The H10's 10x zoom lens covers a range equivalent to 38-380 mm on a 35mm camera. While this is more than enough reach for most purposes on the long end the 'wide' end isn't really that wide at all. You will run into problems using the H10 for group portraits in cramped indoor locations. The maximum aperture at 38mm is F3.5, this drops to a F4.4 at the tele end. This is a stop slower than the Canon SX100 IS, but then the lens is a lot smaller.
The built-in flash pops up automatically when its services are required. It's one of the more powerful flashes we have seen on a compact camera - the range is about 7m (23 ft) at the wide end of the zoom, dropping to 5.6m (18.4 ft) at the tele end (using auto ISO). As long as you don't mind sensitivity being pushed up to 400 you can easily illuminate an entire room.

Control and menus

Despite a relatively large number of settings (no 'A' or 'S' modes though) the H10 is essentially a 'point and shoot' camera and that is reflected in the menus. As long as you don't use them too much, i.e. let the camera work in its 'Auto' mode, you're ok. Once you start trying to adapt settings yourself things can get a little longwinded. The interface structure can sometimes appear a little counter-intuitive and you might have to click and scroll through the menus before you find what you are looking for.
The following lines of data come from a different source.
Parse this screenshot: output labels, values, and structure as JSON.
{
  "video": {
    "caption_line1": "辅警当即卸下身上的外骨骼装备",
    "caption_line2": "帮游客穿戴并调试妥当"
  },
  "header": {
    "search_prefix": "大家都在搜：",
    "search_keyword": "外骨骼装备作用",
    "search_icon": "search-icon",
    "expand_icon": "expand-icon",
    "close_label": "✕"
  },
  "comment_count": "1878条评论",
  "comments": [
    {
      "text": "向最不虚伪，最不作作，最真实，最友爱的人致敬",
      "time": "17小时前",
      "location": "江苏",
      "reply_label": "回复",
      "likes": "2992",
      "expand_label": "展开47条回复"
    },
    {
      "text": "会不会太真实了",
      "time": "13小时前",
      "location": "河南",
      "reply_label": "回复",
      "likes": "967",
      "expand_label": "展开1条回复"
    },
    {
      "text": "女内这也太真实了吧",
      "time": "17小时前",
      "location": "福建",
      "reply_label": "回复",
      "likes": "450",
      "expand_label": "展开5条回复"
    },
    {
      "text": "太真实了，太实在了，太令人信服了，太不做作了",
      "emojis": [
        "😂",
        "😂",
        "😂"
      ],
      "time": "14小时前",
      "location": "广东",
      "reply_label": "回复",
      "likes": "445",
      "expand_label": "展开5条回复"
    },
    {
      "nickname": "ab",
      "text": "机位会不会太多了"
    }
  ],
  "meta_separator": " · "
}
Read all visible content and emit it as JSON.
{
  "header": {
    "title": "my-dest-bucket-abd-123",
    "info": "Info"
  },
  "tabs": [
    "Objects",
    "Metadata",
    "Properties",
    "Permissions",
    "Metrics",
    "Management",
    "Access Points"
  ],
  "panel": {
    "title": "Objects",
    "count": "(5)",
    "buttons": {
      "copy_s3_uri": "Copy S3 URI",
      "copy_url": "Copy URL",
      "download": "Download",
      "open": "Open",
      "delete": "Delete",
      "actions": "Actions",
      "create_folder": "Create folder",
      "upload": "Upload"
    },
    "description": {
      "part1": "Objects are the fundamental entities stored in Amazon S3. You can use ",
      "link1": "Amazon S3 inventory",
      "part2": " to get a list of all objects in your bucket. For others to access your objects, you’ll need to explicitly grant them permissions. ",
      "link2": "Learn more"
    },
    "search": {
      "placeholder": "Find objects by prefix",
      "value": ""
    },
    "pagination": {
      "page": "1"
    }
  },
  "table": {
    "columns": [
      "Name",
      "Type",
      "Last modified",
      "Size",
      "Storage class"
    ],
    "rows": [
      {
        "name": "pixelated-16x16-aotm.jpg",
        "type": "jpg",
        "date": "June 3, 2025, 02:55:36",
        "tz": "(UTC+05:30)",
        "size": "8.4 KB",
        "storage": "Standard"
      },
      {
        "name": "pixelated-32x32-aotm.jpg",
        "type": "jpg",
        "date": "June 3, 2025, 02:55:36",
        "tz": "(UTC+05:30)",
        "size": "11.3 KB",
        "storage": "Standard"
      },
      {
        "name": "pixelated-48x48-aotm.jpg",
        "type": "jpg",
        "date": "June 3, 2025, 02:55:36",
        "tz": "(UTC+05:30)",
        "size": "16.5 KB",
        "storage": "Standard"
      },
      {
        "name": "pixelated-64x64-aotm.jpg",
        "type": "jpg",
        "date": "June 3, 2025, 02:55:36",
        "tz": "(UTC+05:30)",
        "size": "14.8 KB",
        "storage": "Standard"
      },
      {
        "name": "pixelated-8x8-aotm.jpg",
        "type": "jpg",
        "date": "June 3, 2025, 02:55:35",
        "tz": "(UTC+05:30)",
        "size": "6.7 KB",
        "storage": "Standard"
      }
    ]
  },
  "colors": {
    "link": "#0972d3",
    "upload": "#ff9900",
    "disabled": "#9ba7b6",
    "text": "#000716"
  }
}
As usual you can choose the amount of information displayed on-screen. Shown here is the most detailed view, with lots of shooting information ranged around the screen, plus a live histogram. There is also an optional 'grid' overlay. Half-press the shutter release and the camera will lock focus and exposure. The H10has three main AF area options (center, spot and - as shown here - multi). Alternatively you can set the focus to a number of pre-defined distances.
A 'virtual mode dial' appears when you turn the real mode dial. This is useful if you don't want to take your eye off the screen. Pressing the menu button in record mode brings up a scrolling menu covering a large number of photographic settings including image size, AE-compensation, ISO, white balance etc. The menu has quite a few extra options in 'P' mode (including AE bracketing).
In playback mode you can choose the level of information displayed, from none to full shooting information and histogram (as shown here). You can zoom into the image up to 5x magnification using the zoom rocker.
Pressing the wide button on the zoom rocker lets you display 4x3 or 5x4 thumbnails. The playback menu has a couple of pages of scrolling menus including the usual delete, protect, slide show and print order options.
Pressing the 'Home' button - no matter where you are in the menus or what you are doing with the camera - brings up the camera's 'home' page. This is supposed to be a simple way to access the most common functions - and change some less common settings. Unfortunately Sony still has not made this customizable. The camera's various settings and options are spread over six pages of menus split into four sections. The 'Main Settings' pages cover basic camera settings including video output (and HDTV format).
There are then two pages of 'Shooting Settings' - covering things such as display and AF options, and so on. The last two menus are used to set the date and time and to change the language.